Description of the task: Copy out every line of the records where the string "motion" occurs.

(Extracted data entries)
§

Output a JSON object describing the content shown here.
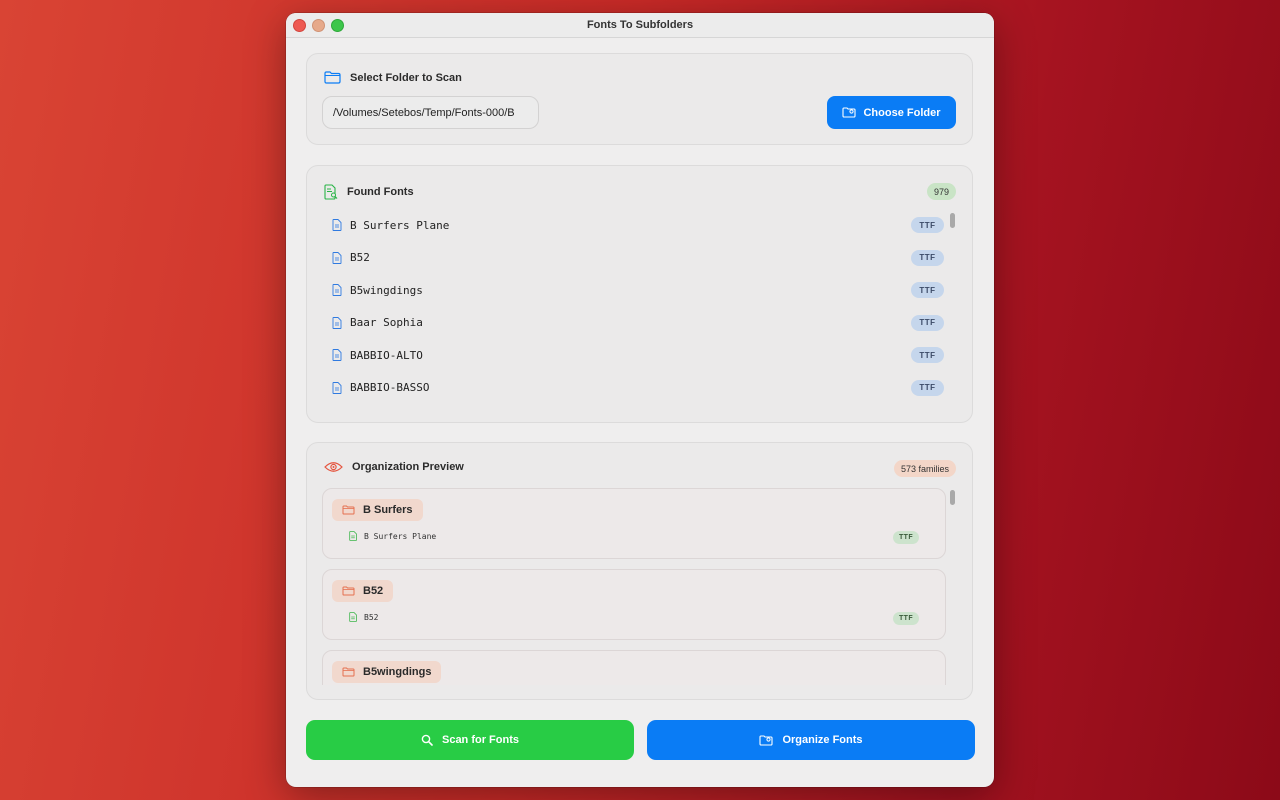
{
  "window": {
    "title": "Fonts To Subfolders"
  },
  "select_folder": {
    "title": "Select Folder to Scan",
    "path_value": "/Volumes/Setebos/Temp/Fonts-000/B",
    "choose_button": "Choose Folder"
  },
  "found_fonts": {
    "title": "Found Fonts",
    "count": "979",
    "items": [
      {
        "name": "B Surfers Plane",
        "type": "TTF"
      },
      {
        "name": "B52",
        "type": "TTF"
      },
      {
        "name": "B5wingdings",
        "type": "TTF"
      },
      {
        "name": "Baar Sophia",
        "type": "TTF"
      },
      {
        "name": "BABBIO-ALTO",
        "type": "TTF"
      },
      {
        "name": "BABBIO-BASSO",
        "type": "TTF"
      }
    ]
  },
  "organization_preview": {
    "title": "Organization Preview",
    "count": "573 families",
    "groups": [
      {
        "folder": "B Surfers",
        "file": "B Surfers Plane",
        "type": "TTF"
      },
      {
        "folder": "B52",
        "file": "B52",
        "type": "TTF"
      },
      {
        "folder": "B5wingdings",
        "file": "",
        "type": ""
      }
    ]
  },
  "actions": {
    "scan_button": "Scan for Fonts",
    "organize_button": "Organize Fonts"
  },
  "colors": {
    "accent_blue": "#0a7cf5",
    "accent_green": "#28cc45",
    "badge_green": "#c9e4c6",
    "badge_orange": "#f3d6c8",
    "ttf_blue": "#c5d6ec",
    "folder_orange": "#e5704f"
  },
  "icons": {
    "folder": "folder-icon",
    "found": "doc-search-icon",
    "file": "doc-icon",
    "preview": "eye-icon",
    "scan": "magnifier-icon",
    "organize": "folder-gear-icon"
  }
}
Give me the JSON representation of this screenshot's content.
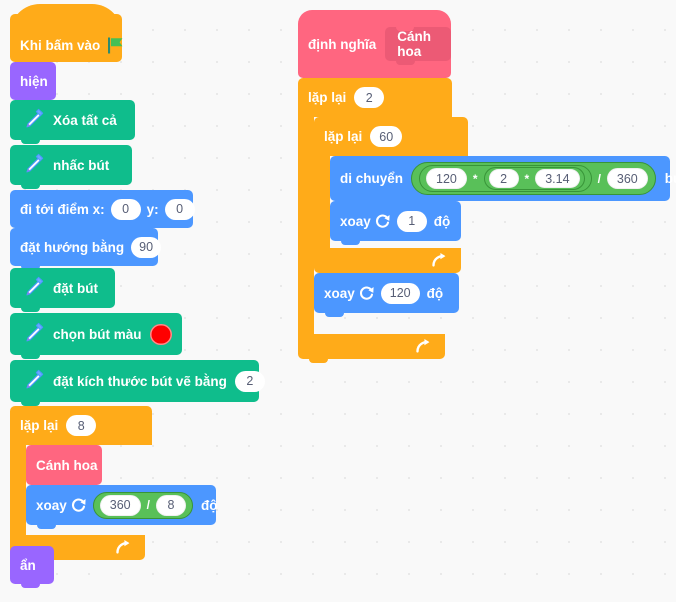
{
  "app": {
    "type": "scratch-block-editor",
    "language": "vi",
    "canvas_background": "#f9f9f9",
    "grid_dot_color": "#e9e9e9"
  },
  "palette": {
    "events": "#ffab19",
    "control": "#ffab19",
    "looks": "#9966ff",
    "motion": "#4c97ff",
    "pen": "#0fbd8c",
    "my_blocks": "#ff6680",
    "operators": "#59c059",
    "pen_color_value": "#ff0000"
  },
  "scripts": {
    "main": {
      "hat": {
        "label": "Khi bấm vào",
        "icon": "green-flag-icon"
      },
      "blocks": [
        {
          "id": "show",
          "label": "hiện",
          "category": "looks"
        },
        {
          "id": "erase_all",
          "label": "Xóa tất cả",
          "category": "pen",
          "icon": "pen-icon"
        },
        {
          "id": "pen_up",
          "label": "nhấc bút",
          "category": "pen",
          "icon": "pen-icon"
        },
        {
          "id": "goto_xy",
          "label_x": "đi tới điểm x:",
          "value_x": "0",
          "label_y": "y:",
          "value_y": "0",
          "category": "motion"
        },
        {
          "id": "point_dir",
          "label": "đặt hướng bằng",
          "value": "90",
          "category": "motion"
        },
        {
          "id": "pen_down",
          "label": "đặt bút",
          "category": "pen",
          "icon": "pen-icon"
        },
        {
          "id": "set_color",
          "label": "chọn bút màu",
          "value": "#ff0000",
          "category": "pen",
          "icon": "pen-icon"
        },
        {
          "id": "set_size",
          "label": "đặt kích thước bút vẽ bằng",
          "value": "2",
          "category": "pen",
          "icon": "pen-icon"
        }
      ],
      "repeat": {
        "label": "lặp lại",
        "value": "8",
        "loop_icon": "loop-arrow-icon",
        "body": [
          {
            "id": "call_petal",
            "label": "Cánh hoa",
            "category": "my_blocks"
          },
          {
            "id": "turn_right",
            "label": "xoay",
            "unit": "độ",
            "icon": "turn-clockwise-icon",
            "category": "motion",
            "operator": {
              "type": "divide",
              "left": "360",
              "symbol": "/",
              "right": "8"
            }
          }
        ]
      },
      "tail": {
        "id": "hide",
        "label": "ẩn",
        "category": "looks"
      }
    },
    "definition": {
      "hat": {
        "label": "định nghĩa",
        "proto_name": "Cánh hoa"
      },
      "outer_repeat": {
        "label": "lặp lại",
        "value": "2",
        "loop_icon": "loop-arrow-icon",
        "inner_repeat": {
          "label": "lặp lại",
          "value": "60",
          "loop_icon": "loop-arrow-icon",
          "body": [
            {
              "id": "move_steps",
              "label": "di chuyển",
              "unit": "bước",
              "category": "motion",
              "operator": {
                "type": "divide",
                "symbol": "/",
                "right": "360",
                "left": {
                  "type": "multiply",
                  "symbol": "*",
                  "left": "120",
                  "right": {
                    "type": "multiply",
                    "symbol": "*",
                    "left": "2",
                    "right": "3.14"
                  }
                }
              }
            },
            {
              "id": "turn_1",
              "label": "xoay",
              "value": "1",
              "unit": "độ",
              "icon": "turn-clockwise-icon",
              "category": "motion"
            }
          ]
        },
        "after_inner": {
          "id": "turn_120",
          "label": "xoay",
          "value": "120",
          "unit": "độ",
          "icon": "turn-clockwise-icon",
          "category": "motion"
        }
      }
    }
  }
}
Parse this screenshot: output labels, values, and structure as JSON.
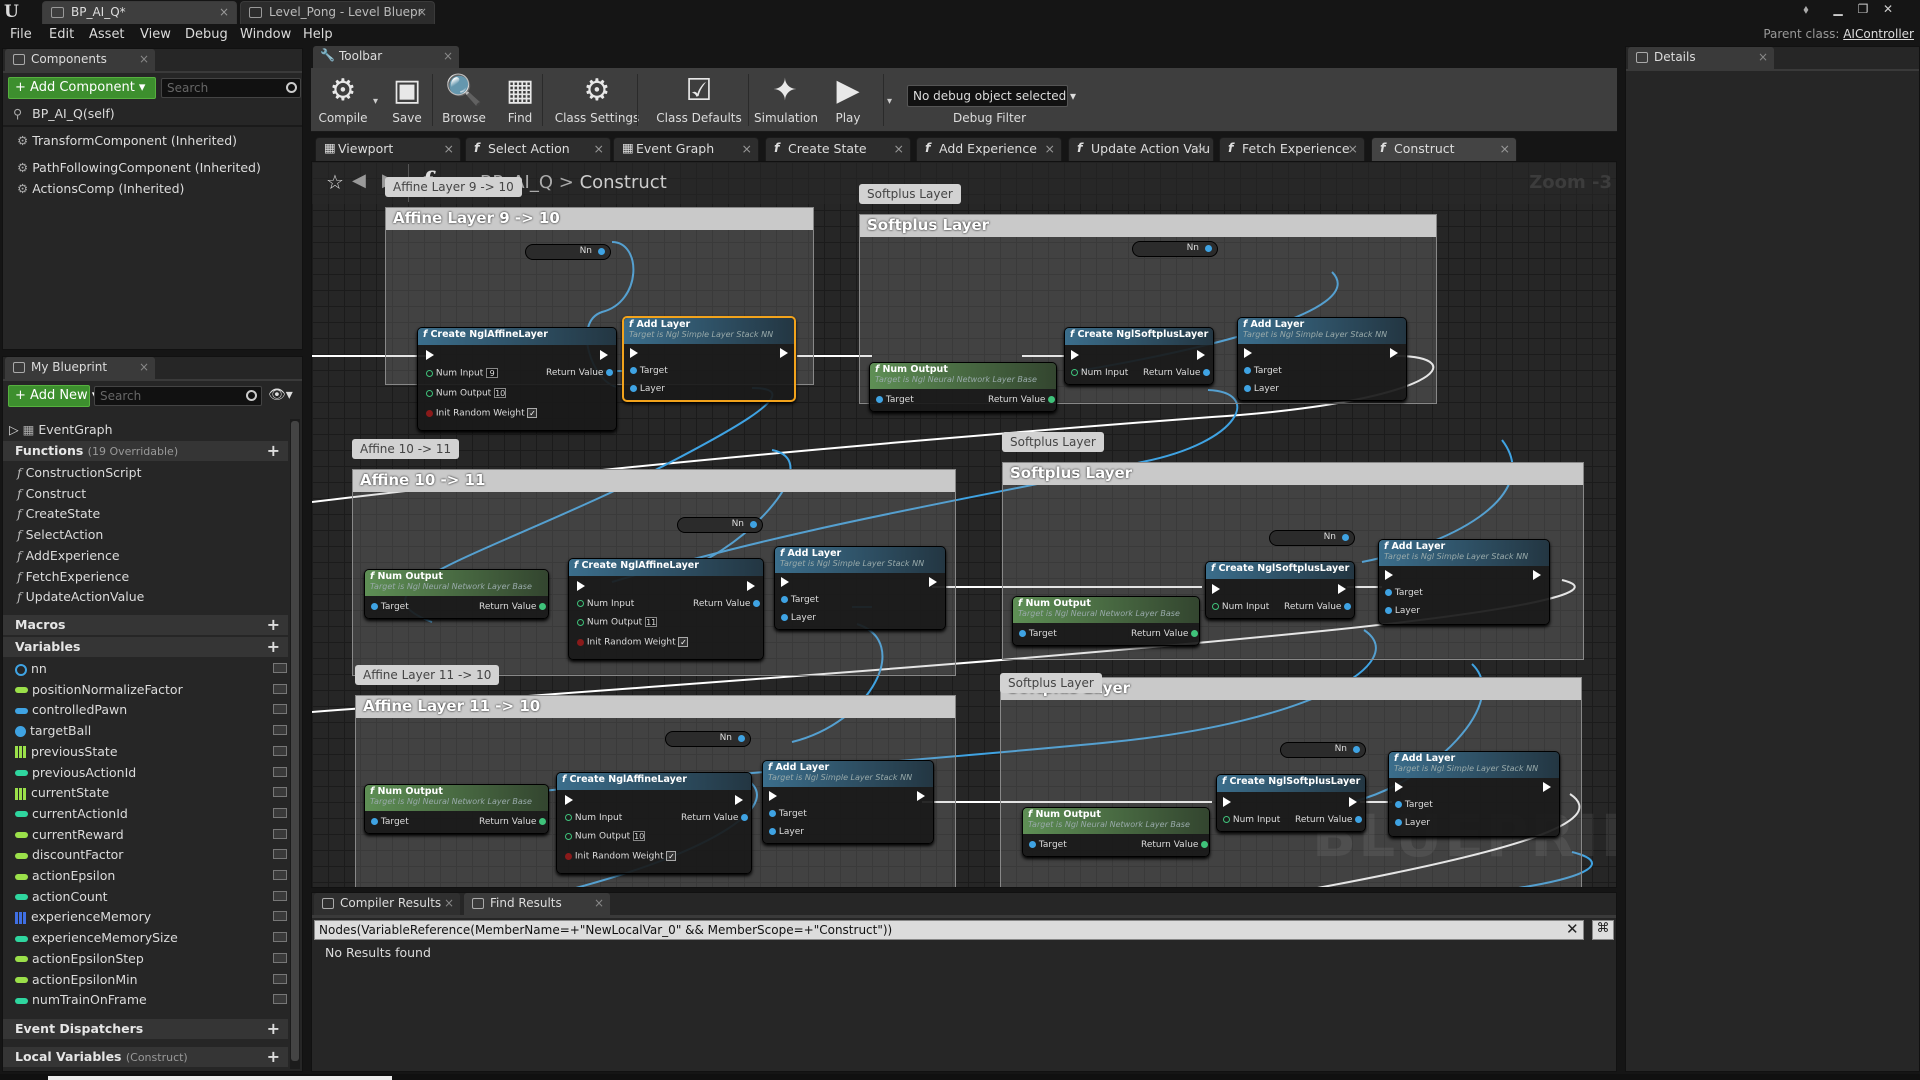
{
  "window": {
    "tabs": [
      {
        "label": "BP_AI_Q*",
        "active": true
      },
      {
        "label": "Level_Pong - Level Bluepr",
        "active": false
      }
    ],
    "parent_class_label": "Parent class:",
    "parent_class_value": "AIController"
  },
  "menu": [
    "File",
    "Edit",
    "Asset",
    "View",
    "Debug",
    "Window",
    "Help"
  ],
  "components_panel": {
    "title": "Components",
    "add_button": "+ Add Component ▾",
    "search_placeholder": "Search",
    "self_item": "BP_AI_Q(self)",
    "items": [
      "TransformComponent (Inherited)",
      "PathFollowingComponent (Inherited)",
      "ActionsComp (Inherited)"
    ]
  },
  "my_blueprint": {
    "title": "My Blueprint",
    "add_button": "+ Add New ▾",
    "search_placeholder": "Search",
    "event_graph": "EventGraph",
    "functions_label": "Functions",
    "functions_sub": "(19 Overridable)",
    "functions": [
      "ConstructionScript",
      "Construct",
      "CreateState",
      "SelectAction",
      "AddExperience",
      "FetchExperience",
      "UpdateActionValue"
    ],
    "macros_label": "Macros",
    "variables_label": "Variables",
    "variables": [
      {
        "name": "nn",
        "color": "#3fa3e3",
        "kind": "ring"
      },
      {
        "name": "positionNormalizeFactor",
        "color": "#9be04a",
        "kind": "pill"
      },
      {
        "name": "controlledPawn",
        "color": "#3fa3e3",
        "kind": "pill"
      },
      {
        "name": "targetBall",
        "color": "#3fa3e3",
        "kind": "dot"
      },
      {
        "name": "previousState",
        "color": "#9be04a",
        "kind": "grid"
      },
      {
        "name": "previousActionId",
        "color": "#2fd69f",
        "kind": "pill"
      },
      {
        "name": "currentState",
        "color": "#9be04a",
        "kind": "grid"
      },
      {
        "name": "currentActionId",
        "color": "#2fd69f",
        "kind": "pill"
      },
      {
        "name": "currentReward",
        "color": "#9be04a",
        "kind": "pill"
      },
      {
        "name": "discountFactor",
        "color": "#9be04a",
        "kind": "pill"
      },
      {
        "name": "actionEpsilon",
        "color": "#9be04a",
        "kind": "pill"
      },
      {
        "name": "actionCount",
        "color": "#2fd69f",
        "kind": "pill"
      },
      {
        "name": "experienceMemory",
        "color": "#3f6fe3",
        "kind": "grid"
      },
      {
        "name": "experienceMemorySize",
        "color": "#2fd69f",
        "kind": "pill"
      },
      {
        "name": "actionEpsilonStep",
        "color": "#9be04a",
        "kind": "pill"
      },
      {
        "name": "actionEpsilonMin",
        "color": "#9be04a",
        "kind": "pill"
      },
      {
        "name": "numTrainOnFrame",
        "color": "#2fd69f",
        "kind": "pill"
      }
    ],
    "event_dispatchers_label": "Event Dispatchers",
    "local_variables_label": "Local Variables",
    "local_variables_sub": "(Construct)"
  },
  "toolbar": {
    "tab_title": "Toolbar",
    "buttons": [
      {
        "label": "Compile",
        "icon": "compile-icon",
        "glyph": "⚙"
      },
      {
        "label": "Save",
        "icon": "save-icon",
        "glyph": "▣"
      },
      {
        "label": "Browse",
        "icon": "browse-icon",
        "glyph": "🔍"
      },
      {
        "label": "Find",
        "icon": "find-icon",
        "glyph": "▦"
      },
      {
        "label": "Class Settings",
        "icon": "class-settings-icon",
        "glyph": "⚙"
      },
      {
        "label": "Class Defaults",
        "icon": "class-defaults-icon",
        "glyph": "☑"
      },
      {
        "label": "Simulation",
        "icon": "simulation-icon",
        "glyph": "✦"
      },
      {
        "label": "Play",
        "icon": "play-icon",
        "glyph": "▶"
      }
    ],
    "debug_select": "No debug object selected ▾",
    "debug_filter": "Debug Filter"
  },
  "graph_tabs": [
    {
      "label": "Viewport",
      "fn": false
    },
    {
      "label": "Select Action",
      "fn": true
    },
    {
      "label": "Event Graph",
      "fn": false
    },
    {
      "label": "Create State",
      "fn": true
    },
    {
      "label": "Add Experience",
      "fn": true
    },
    {
      "label": "Update Action Valu",
      "fn": true
    },
    {
      "label": "Fetch Experience",
      "fn": true
    },
    {
      "label": "Construct",
      "fn": true,
      "active": true
    }
  ],
  "breadcrumb": {
    "root": "BP_AI_Q",
    "sep": ">",
    "leaf": "Construct",
    "zoom": "Zoom -3"
  },
  "watermark": "BLUEPRINT",
  "comments": [
    {
      "bubble": "Affine Layer 9 -> 10",
      "header": "Affine Layer 9 -> 10"
    },
    {
      "bubble": "Softplus Layer",
      "header": "Softplus Layer"
    },
    {
      "bubble": "Affine 10 -> 11",
      "header": "Affine 10 -> 11"
    },
    {
      "bubble": "Softplus Layer",
      "header": "Softplus Layer"
    },
    {
      "bubble": "Affine Layer 11 -> 10",
      "header": "Affine Layer 11 -> 10"
    },
    {
      "bubble": "Softplus Layer",
      "header": "Softplus Layer"
    }
  ],
  "nodes": {
    "nn_label": "Nn",
    "affine_title": "Create NglAffineLayer",
    "softplus_title": "Create NglSoftplusLayer",
    "addlayer_title": "Add Layer",
    "addlayer_sub": "Target is Ngl Simple Layer Stack NN",
    "numoutput_title": "Num Output",
    "numoutput_sub": "Target is Ngl Neural Network Layer Base",
    "pin_num_input": "Num Input",
    "pin_num_output": "Num Output",
    "pin_init_random": "Init Random Weight",
    "pin_return": "Return Value",
    "pin_target": "Target",
    "pin_layer": "Layer",
    "affine1_input": "9",
    "affine1_output": "10",
    "affine2_output": "11",
    "affine3_output": "10",
    "check": "✓"
  },
  "lower_panel": {
    "tabs": [
      "Compiler Results",
      "Find Results"
    ],
    "query": "Nodes(VariableReference(MemberName=+\"NewLocalVar_0\" && MemberScope=+\"Construct\"))",
    "result": "No Results found"
  },
  "details_panel": {
    "title": "Details"
  }
}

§

Response:
    "motion": "#4c97ff",
          "category": "motion"
          "category": "motion"
            "category": "motion",
              "category": "motion",
              "category": "motion"
          "category": "motion"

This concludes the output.